Some rescue dogs have trust issues so it will take you much longer to establish trust and communication. Learning as much information about your dog in the shelter could be useful.

It is ay better if you place the crate in your room to keep the dog calm. Close physical contact and outdoor activities are the best way to establish trust and to bond.

Crate training mistakes

The crate training basics we saw in this article will help you avoid the most common mistakes. Nonetheless, we can see some of these mistakes that could set you back in your crate training program.

Punishing the dog in the crate

This is one of the worse things you can do when crate training. In fact, just some common sense will allow you to understand that there is no way a dog feels safe in a place where he is punished.

The crate is not a time out space for your dog. I will extend on this and say that there is no need to punish your dog at all. If you don’t catch your dog in the act and you punish him afterword; you are just confusing him.

Even reprimanding your dog in the crate is a bad idea, even if there is potting incidents or anything your dog does.

Always reward what you like and pass on the behavior you don’t like. Your dog is intelligent enough to realize what’s wrong.

Rushing the crate training

If you rush your dog into the crate and close the door he will probably hate it. And you will have a harder job making him trust the crate and enjoy his time in it.

Some dogs may show quick progress, don’t ruin it by overdoing it. No dog will be crate trained in a weekend and believe me I have tried it you can read about it here.

Using the wrong crate

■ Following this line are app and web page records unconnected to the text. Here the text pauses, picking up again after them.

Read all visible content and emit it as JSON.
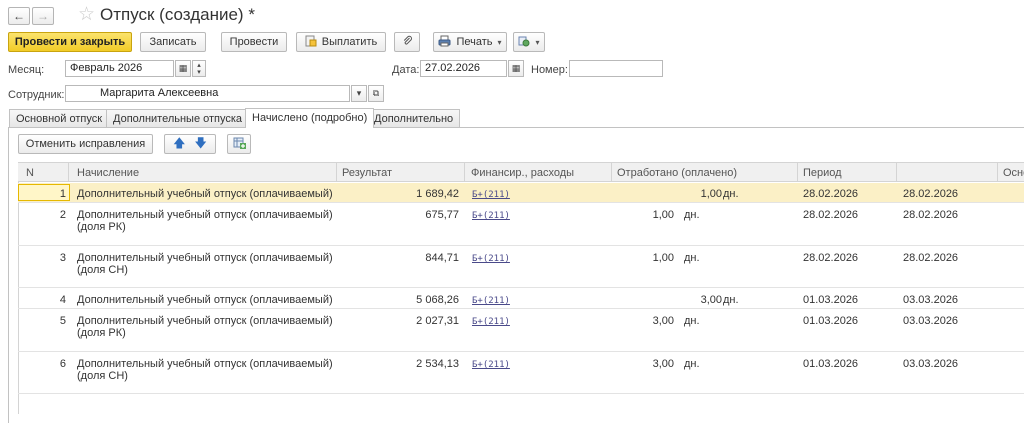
{
  "window": {
    "title": "Отпуск (создание) *"
  },
  "toolbar": {
    "post_close_label": "Провести и закрыть",
    "save_label": "Записать",
    "post_label": "Провести",
    "pay_label": "Выплатить",
    "print_label": "Печать"
  },
  "header": {
    "month_label": "Месяц:",
    "month_value": "Февраль 2026",
    "date_label": "Дата:",
    "date_value": "27.02.2026",
    "number_label": "Номер:",
    "number_value": "",
    "employee_label": "Сотрудник:",
    "employee_value": "Маргарита Алексеевна"
  },
  "tabs": [
    {
      "label": "Основной отпуск",
      "active": false
    },
    {
      "label": "Дополнительные отпуска",
      "active": false
    },
    {
      "label": "Начислено (подробно)",
      "active": true
    },
    {
      "label": "Дополнительно",
      "active": false
    }
  ],
  "panel": {
    "cancel_corrections_label": "Отменить исправления"
  },
  "table": {
    "columns": {
      "n": "N",
      "accrual": "Начисление",
      "result": "Результат",
      "finance": "Финансир., расходы",
      "worked": "Отработано (оплачено)",
      "period": "Период",
      "extra": "Осно"
    },
    "rows": [
      {
        "n": "1",
        "accrual": "Дополнительный учебный отпуск (оплачиваемый)",
        "result": "1 689,42",
        "finance": "Б+(211)",
        "worked": "1,00",
        "unit": "дн.",
        "from": "28.02.2026",
        "to": "28.02.2026"
      },
      {
        "n": "2",
        "accrual": "Дополнительный учебный отпуск (оплачиваемый) (доля РК)",
        "result": "675,77",
        "finance": "Б+(211)",
        "worked": "1,00",
        "unit": "дн.",
        "from": "28.02.2026",
        "to": "28.02.2026"
      },
      {
        "n": "3",
        "accrual": "Дополнительный учебный отпуск (оплачиваемый) (доля СН)",
        "result": "844,71",
        "finance": "Б+(211)",
        "worked": "1,00",
        "unit": "дн.",
        "from": "28.02.2026",
        "to": "28.02.2026"
      },
      {
        "n": "4",
        "accrual": "Дополнительный учебный отпуск (оплачиваемый)",
        "result": "5 068,26",
        "finance": "Б+(211)",
        "worked": "3,00",
        "unit": "дн.",
        "from": "01.03.2026",
        "to": "03.03.2026"
      },
      {
        "n": "5",
        "accrual": "Дополнительный учебный отпуск (оплачиваемый) (доля РК)",
        "result": "2 027,31",
        "finance": "Б+(211)",
        "worked": "3,00",
        "unit": "дн.",
        "from": "01.03.2026",
        "to": "03.03.2026"
      },
      {
        "n": "6",
        "accrual": "Дополнительный учебный отпуск (оплачиваемый) (доля СН)",
        "result": "2 534,13",
        "finance": "Б+(211)",
        "worked": "3,00",
        "unit": "дн.",
        "from": "01.03.2026",
        "to": "03.03.2026"
      }
    ]
  }
}
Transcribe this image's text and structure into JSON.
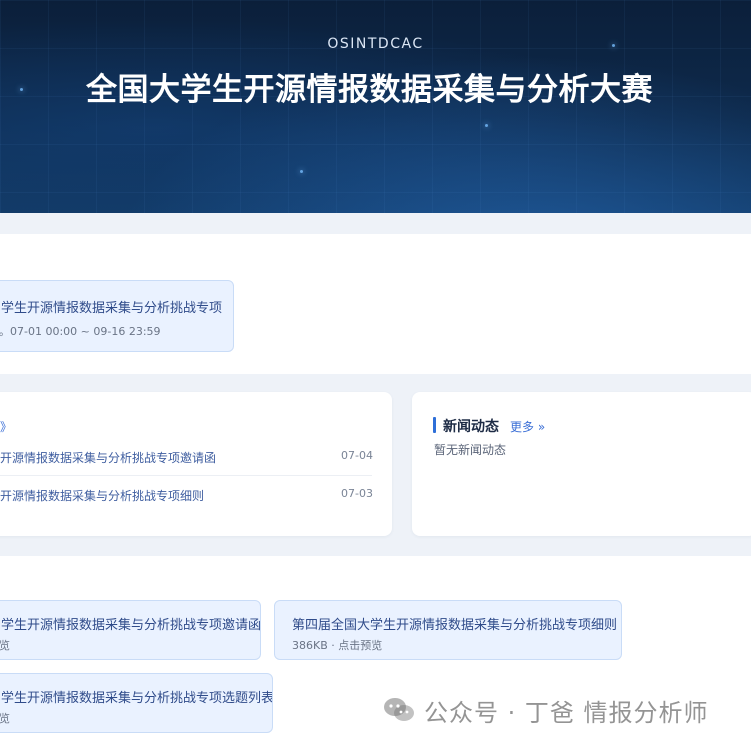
{
  "hero": {
    "subtitle": "OSINTDCAC",
    "title": "全国大学生开源情报数据采集与分析大赛"
  },
  "track_card": {
    "title": "学生开源情报数据采集与分析挑战专项",
    "time": "。07-01 00:00 ~ 09-16 23:59"
  },
  "notices": {
    "more_label": "更多 »",
    "more_partial": "》",
    "items": [
      {
        "title": "开源情报数据采集与分析挑战专项邀请函",
        "date": "07-04"
      },
      {
        "title": "开源情报数据采集与分析挑战专项细则",
        "date": "07-03"
      }
    ]
  },
  "news": {
    "title": "新闻动态",
    "more_label": "更多 »",
    "empty_text": "暂无新闻动态"
  },
  "files": [
    {
      "title": "学生开源情报数据采集与分析挑战专项邀请函",
      "meta": "览"
    },
    {
      "title": "第四届全国大学生开源情报数据采集与分析挑战专项细则",
      "meta": "386KB · 点击预览"
    },
    {
      "title": "学生开源情报数据采集与分析挑战专项选题列表",
      "meta": "览"
    }
  ],
  "watermark": {
    "text": "公众号 · 丁爸 情报分析师",
    "icon": "wechat-icon"
  },
  "colors": {
    "accent": "#2e6fd8",
    "card_bg": "#eaf2ff",
    "hero_bg": "#0e2a4c"
  }
}
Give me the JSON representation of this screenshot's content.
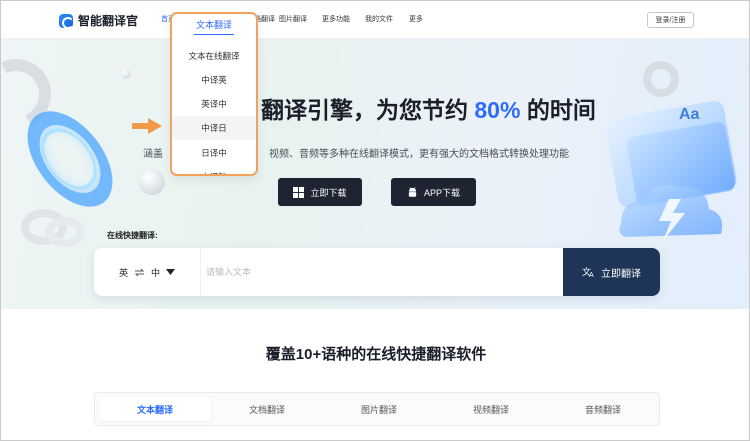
{
  "app": {
    "name": "智能翻译官"
  },
  "nav": {
    "items": [
      {
        "label": "首页",
        "active": true
      },
      {
        "label": "文档翻译",
        "active": false
      },
      {
        "label": "图片翻译",
        "active": false
      },
      {
        "label": "更多功能",
        "active": false
      },
      {
        "label": "我的文件",
        "active": false
      },
      {
        "label": "更多",
        "active": false
      }
    ],
    "login_label": "登录/注册"
  },
  "dropdown": {
    "header": "文本翻译",
    "items": [
      {
        "label": "文本在线翻译"
      },
      {
        "label": "中译英"
      },
      {
        "label": "英译中"
      },
      {
        "label": "中译日",
        "hovered": true
      },
      {
        "label": "日译中"
      },
      {
        "label": "中译韩"
      }
    ]
  },
  "hero": {
    "title_prefix": "翻译引擎，为您节约 ",
    "title_highlight": "80%",
    "title_suffix": " 的时间",
    "subtitle_prefix": "涵盖",
    "subtitle": "视频、音频等多种在线翻译模式，更有强大的文档格式转换处理功能",
    "download_label": "立即下载",
    "app_download_label": "APP下载"
  },
  "quick_translate": {
    "label": "在线快捷翻译:",
    "source_lang": "英",
    "swap_icon": "swap-arrows-icon",
    "target_lang": "中",
    "input_placeholder": "请输入文本",
    "input_value": "",
    "submit_label": "立即翻译"
  },
  "section": {
    "title": "覆盖10+语种的在线快捷翻译软件",
    "tabs": [
      {
        "label": "文本翻译",
        "active": true
      },
      {
        "label": "文档翻译",
        "active": false
      },
      {
        "label": "图片翻译",
        "active": false
      },
      {
        "label": "视频翻译",
        "active": false
      },
      {
        "label": "音频翻译",
        "active": false
      }
    ]
  },
  "colors": {
    "accent": "#2f6bff",
    "dark_button": "#1e2431",
    "translate_button": "#1f3558",
    "dropdown_border": "#f2a25c",
    "arrow": "#f29a4a"
  }
}
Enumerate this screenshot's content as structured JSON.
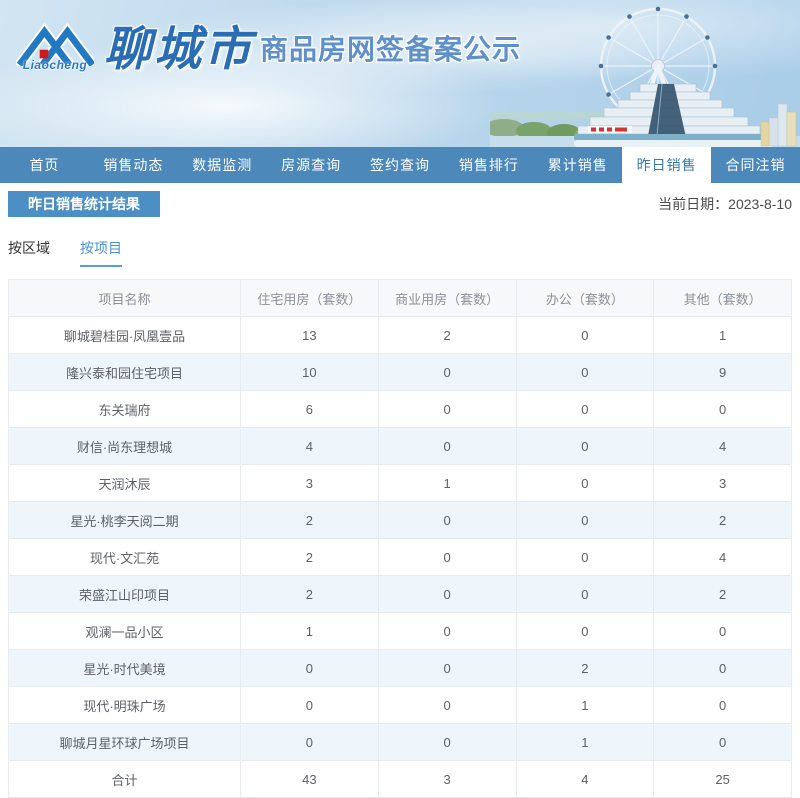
{
  "header": {
    "logo_word": "Liaocheng",
    "city_calligraphy": "聊城市",
    "site_title": "商品房网签备案公示"
  },
  "nav": {
    "items": [
      {
        "label": "首页",
        "active": false
      },
      {
        "label": "销售动态",
        "active": false
      },
      {
        "label": "数据监测",
        "active": false
      },
      {
        "label": "房源查询",
        "active": false
      },
      {
        "label": "签约查询",
        "active": false
      },
      {
        "label": "销售排行",
        "active": false
      },
      {
        "label": "累计销售",
        "active": false
      },
      {
        "label": "昨日销售",
        "active": true
      },
      {
        "label": "合同注销",
        "active": false
      }
    ]
  },
  "section": {
    "title": "昨日销售统计结果",
    "current_date_label": "当前日期：2023-8-10"
  },
  "view_tabs": [
    {
      "label": "按区域",
      "active": false
    },
    {
      "label": "按项目",
      "active": true
    }
  ],
  "table": {
    "columns": [
      "项目名称",
      "住宅用房（套数）",
      "商业用房（套数）",
      "办公（套数）",
      "其他（套数）"
    ],
    "rows": [
      {
        "name": "聊城碧桂园·凤凰壹品",
        "residential": "13",
        "commercial": "2",
        "office": "0",
        "other": "1"
      },
      {
        "name": "隆兴泰和园住宅项目",
        "residential": "10",
        "commercial": "0",
        "office": "0",
        "other": "9"
      },
      {
        "name": "东关瑞府",
        "residential": "6",
        "commercial": "0",
        "office": "0",
        "other": "0"
      },
      {
        "name": "财信·尚东理想城",
        "residential": "4",
        "commercial": "0",
        "office": "0",
        "other": "4"
      },
      {
        "name": "天润沐辰",
        "residential": "3",
        "commercial": "1",
        "office": "0",
        "other": "3"
      },
      {
        "name": "星光·桃李天阅二期",
        "residential": "2",
        "commercial": "0",
        "office": "0",
        "other": "2"
      },
      {
        "name": "现代·文汇苑",
        "residential": "2",
        "commercial": "0",
        "office": "0",
        "other": "4"
      },
      {
        "name": "荣盛江山印项目",
        "residential": "2",
        "commercial": "0",
        "office": "0",
        "other": "2"
      },
      {
        "name": "观澜一品小区",
        "residential": "1",
        "commercial": "0",
        "office": "0",
        "other": "0"
      },
      {
        "name": "星光·时代美境",
        "residential": "0",
        "commercial": "0",
        "office": "2",
        "other": "0"
      },
      {
        "name": "现代·明珠广场",
        "residential": "0",
        "commercial": "0",
        "office": "1",
        "other": "0"
      },
      {
        "name": "聊城月星环球广场项目",
        "residential": "0",
        "commercial": "0",
        "office": "1",
        "other": "0"
      }
    ],
    "total_row": {
      "name": "合计",
      "residential": "43",
      "commercial": "3",
      "office": "4",
      "other": "25"
    }
  },
  "colors": {
    "nav_blue": "#4c88ba",
    "active_nav_text": "#3579b5",
    "band_blue": "#4b8fc4",
    "tab_accent": "#4a90d9",
    "alt_row_bg": "#eef5fb",
    "table_border": "#e7eaee",
    "logo_blue": "#2179c2",
    "logo_red": "#cf1a1a"
  }
}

This is crate training 101, the crate is the first thing you need to make sure it’s done right. If your dog is not comfortable in his crate you will have a hard time making him like it.

Make sure you pick not only the right size but the appropriate type of crate for your dog.

Letting the dog out when whining

This is the most common mistake among new dog owners, as they let the puppy out as soon as he starts whining.

If you let him out he will know that the way to get out is by whining and will keep doing it. You always want to break his cycle of whining before letting him out.

Sometimes ignoring him is the solution, of course not for long but if you have to let him out make sure he stops before you do.

Final thoughts

Making your dog feel great about his crate and association only good experiences with it are the crate training basics you need to know.

Everything else could be learned as you are going through the crate training if you avoid the mistakes we stated.

Know that every dog owner can crate train his dog using these tips without the need for a professional.